# YOUR ASSIGNMENT
Retype the records below exactly as they stand, omitting the pictures.

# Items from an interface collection
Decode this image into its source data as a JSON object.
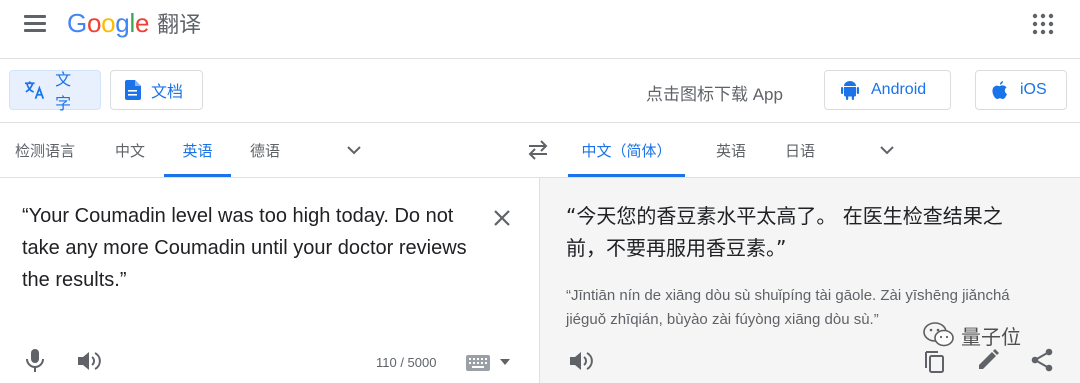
{
  "header": {
    "brand_google": [
      "G",
      "o",
      "o",
      "g",
      "l",
      "e"
    ],
    "product": "翻译"
  },
  "modes": {
    "text_label": "文字",
    "doc_label": "文档"
  },
  "promo": {
    "text": "点击图标下载 App",
    "android_label": "Android",
    "ios_label": "iOS"
  },
  "source_langs": {
    "items": [
      "检测语言",
      "中文",
      "英语",
      "德语"
    ],
    "active_index": 2
  },
  "target_langs": {
    "items": [
      "中文（简体）",
      "英语",
      "日语"
    ],
    "active_index": 0
  },
  "source": {
    "text": "“Your Coumadin level was too high today. Do not take any more Coumadin until your doctor reviews the results.”",
    "char_count": "110 / 5000"
  },
  "target": {
    "text": "“今天您的香豆素水平太高了。 在医生检查结果之前，不要再服用香豆素。”",
    "transliteration": "“Jīntiān nín de xiāng dòu sù shuǐpíng tài gāole. Zài yīshēng jiǎnchá jiéguǒ zhīqián, bùyào zài fúyòng xiāng dòu sù.”"
  },
  "watermark": {
    "text": "量子位"
  },
  "colors": {
    "accent": "#1a73e8",
    "target_bg": "#f5f5f5"
  }
}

# RESULT
Decode this image into its source data as a JSON object.
{
  "header": {
    "brand_google": [
      "G",
      "o",
      "o",
      "g",
      "l",
      "e"
    ],
    "product": "翻译"
  },
  "modes": {
    "text_label": "文字",
    "doc_label": "文档"
  },
  "promo": {
    "text": "点击图标下载 App",
    "android_label": "Android",
    "ios_label": "iOS"
  },
  "source_langs": {
    "items": [
      "检测语言",
      "中文",
      "英语",
      "德语"
    ],
    "active_index": 2
  },
  "target_langs": {
    "items": [
      "中文（简体）",
      "英语",
      "日语"
    ],
    "active_index": 0
  },
  "source": {
    "text": "“Your Coumadin level was too high today. Do not take any more Coumadin until your doctor reviews the results.”",
    "char_count": "110 / 5000"
  },
  "target": {
    "text": "“今天您的香豆素水平太高了。 在医生检查结果之前，不要再服用香豆素。”",
    "transliteration": "“Jīntiān nín de xiāng dòu sù shuǐpíng tài gāole. Zài yīshēng jiǎnchá jiéguǒ zhīqián, bùyào zài fúyòng xiāng dòu sù.”"
  },
  "watermark": {
    "text": "量子位"
  },
  "colors": {
    "accent": "#1a73e8",
    "target_bg": "#f5f5f5"
  }
}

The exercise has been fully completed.